As part of our continuing series on burned out clients, (previously weâ€™ve discussed social media marketing and reputations) today weâ€™d like to talk about bigger and better. In most things, bigger is better and usually when you pay a lot more, youâ€™re going to get better quality.
This isnâ€™t always the case in marketing though. Not too long ago I was working on a film project as a producer. Producers do a variety of things on film projects, one of those being to figure out if money is being spent effectively. As we began looking at website design and marketing, one of my partners knew the perfect company to get us exactly what we needed for the project. I wanted to at least get competing offers from my own partner, JV Media Design even though everyone seemed already sold on our partnerâ€™s decision.
When the proposals came in, we were all surprised at the difference between the two. The other companyâ€™s proposal was five times that of JV Mediaâ€™s. Being the only person in the group who understood marketing speak, I looked over the proposals very carefully to see what each company was offering. Imagine my surprise when I discovered that JV Media was offering almost double the work for less price. Obviously, this made the decision easyâ€¦right?
Â Not necessarily. The other partner insisted that because JV Mediaâ€™s numbers came in so low, there was no possible way that the work could be of a high caliber. The quality must be lower because they were charging a lesser price.
Â This surprised me. I understand bigger is better and I get that usually when you pay a larger amount, the item you purchase is going to be of a higher quality, but this isnâ€™t always the case when considering service based companies.
The other company was based in a huge metro area. They were offering us a rate commensurate with their location. But a website is universal. The same website will be seen in Kentucky, Oklahoma, LA and NY. So that doesnâ€™t matter.Â
What does matter is the marketing companyâ€™s operating expenses. A company based out of New York City has a massive overhead when compared to a company based out of a small office in Oregon. The quality of the work could be exactly the same or even better from the smaller office. The larger company needs to cover their massive operating expenses and they share that cost with you.Â
When considering a web design company, here are a few things to keep in mind.Â
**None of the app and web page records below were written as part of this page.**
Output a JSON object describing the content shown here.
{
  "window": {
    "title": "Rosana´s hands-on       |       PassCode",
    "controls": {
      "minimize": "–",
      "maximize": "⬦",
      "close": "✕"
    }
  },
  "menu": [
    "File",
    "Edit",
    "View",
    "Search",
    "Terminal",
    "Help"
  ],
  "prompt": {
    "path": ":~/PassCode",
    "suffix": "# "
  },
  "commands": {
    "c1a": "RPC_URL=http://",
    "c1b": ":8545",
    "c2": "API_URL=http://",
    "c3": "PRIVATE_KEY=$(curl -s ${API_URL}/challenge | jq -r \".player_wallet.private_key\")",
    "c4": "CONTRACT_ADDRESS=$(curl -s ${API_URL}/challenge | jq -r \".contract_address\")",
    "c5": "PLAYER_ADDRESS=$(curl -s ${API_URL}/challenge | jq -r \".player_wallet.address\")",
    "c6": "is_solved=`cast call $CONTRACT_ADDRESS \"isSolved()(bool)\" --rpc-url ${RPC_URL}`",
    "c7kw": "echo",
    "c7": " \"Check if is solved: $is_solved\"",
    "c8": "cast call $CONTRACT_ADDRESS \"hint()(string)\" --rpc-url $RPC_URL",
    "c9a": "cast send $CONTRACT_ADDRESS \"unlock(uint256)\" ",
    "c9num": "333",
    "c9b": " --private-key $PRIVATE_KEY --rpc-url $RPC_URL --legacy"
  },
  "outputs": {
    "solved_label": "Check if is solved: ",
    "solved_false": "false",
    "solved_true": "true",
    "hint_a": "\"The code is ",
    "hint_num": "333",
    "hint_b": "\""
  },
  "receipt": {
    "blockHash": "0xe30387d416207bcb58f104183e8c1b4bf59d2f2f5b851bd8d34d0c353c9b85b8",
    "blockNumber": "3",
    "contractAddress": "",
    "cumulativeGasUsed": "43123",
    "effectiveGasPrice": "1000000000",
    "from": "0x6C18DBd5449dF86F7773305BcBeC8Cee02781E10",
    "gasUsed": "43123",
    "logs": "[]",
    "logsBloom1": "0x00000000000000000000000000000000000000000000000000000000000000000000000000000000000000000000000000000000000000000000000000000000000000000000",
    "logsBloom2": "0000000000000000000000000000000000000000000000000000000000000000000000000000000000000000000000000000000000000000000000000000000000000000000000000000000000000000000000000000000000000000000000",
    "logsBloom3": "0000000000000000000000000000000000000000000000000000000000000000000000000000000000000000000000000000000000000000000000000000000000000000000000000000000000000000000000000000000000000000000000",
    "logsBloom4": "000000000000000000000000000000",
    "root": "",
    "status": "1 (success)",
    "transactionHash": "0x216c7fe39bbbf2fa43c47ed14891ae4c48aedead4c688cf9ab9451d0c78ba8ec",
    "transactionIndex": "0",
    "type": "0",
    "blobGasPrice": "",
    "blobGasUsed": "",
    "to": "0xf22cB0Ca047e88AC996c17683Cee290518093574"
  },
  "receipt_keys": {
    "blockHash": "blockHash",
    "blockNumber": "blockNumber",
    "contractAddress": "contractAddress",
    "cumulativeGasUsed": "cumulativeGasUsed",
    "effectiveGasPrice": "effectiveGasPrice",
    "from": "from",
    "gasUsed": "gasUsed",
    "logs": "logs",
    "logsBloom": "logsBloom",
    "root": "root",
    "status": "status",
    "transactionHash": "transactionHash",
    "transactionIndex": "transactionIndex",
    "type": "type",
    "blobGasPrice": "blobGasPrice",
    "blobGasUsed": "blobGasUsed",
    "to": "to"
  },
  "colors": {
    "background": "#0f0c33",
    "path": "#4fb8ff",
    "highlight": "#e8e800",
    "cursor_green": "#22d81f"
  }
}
- Get competing proposals from a variety of locations. Web design does not necessarily have to be completed by someone in your local area. The internet has provided numerous ways for instant communication. (Skype, email, teleconference and document sharing to mention a few.) With these at your disposal, there isnâ€™t always a need for a face to face meeting.
- Look at what theyâ€™re offering. Is it just a template that theyâ€™ll plug your design into or are they going to create completely new website designs for you? Will there be ongoing support after the website goes live? What sort of updating do they offer?
- See what theyâ€™ve done for previous clients. Do you like their work? And even if you do, will their work match your companyâ€™s business?
- Get references from previous clients. Find out what they were like to work with. Even if their design is fantastic, their customer service may not be.
When it comes to marketing, PR or web design, be a wise shopper. If you wouldnâ€™t go into a store and automatically go to the most expensive rack of clothing first, then donâ€™t do the same with your web designer. Check the quality and be sure that it matches your price and budget.
Lori Twichell is the owner of Beyond the Buzz Marketing. She is also the Marketing Director for Christian Work at Home Moms and JV Media Design. In her spare time, Lori is co-owner of Radiant Lit and a professional book reviewer for Fiction Addict. Lori and her husband live in San Antonio, Texas with their three kids and two dogs.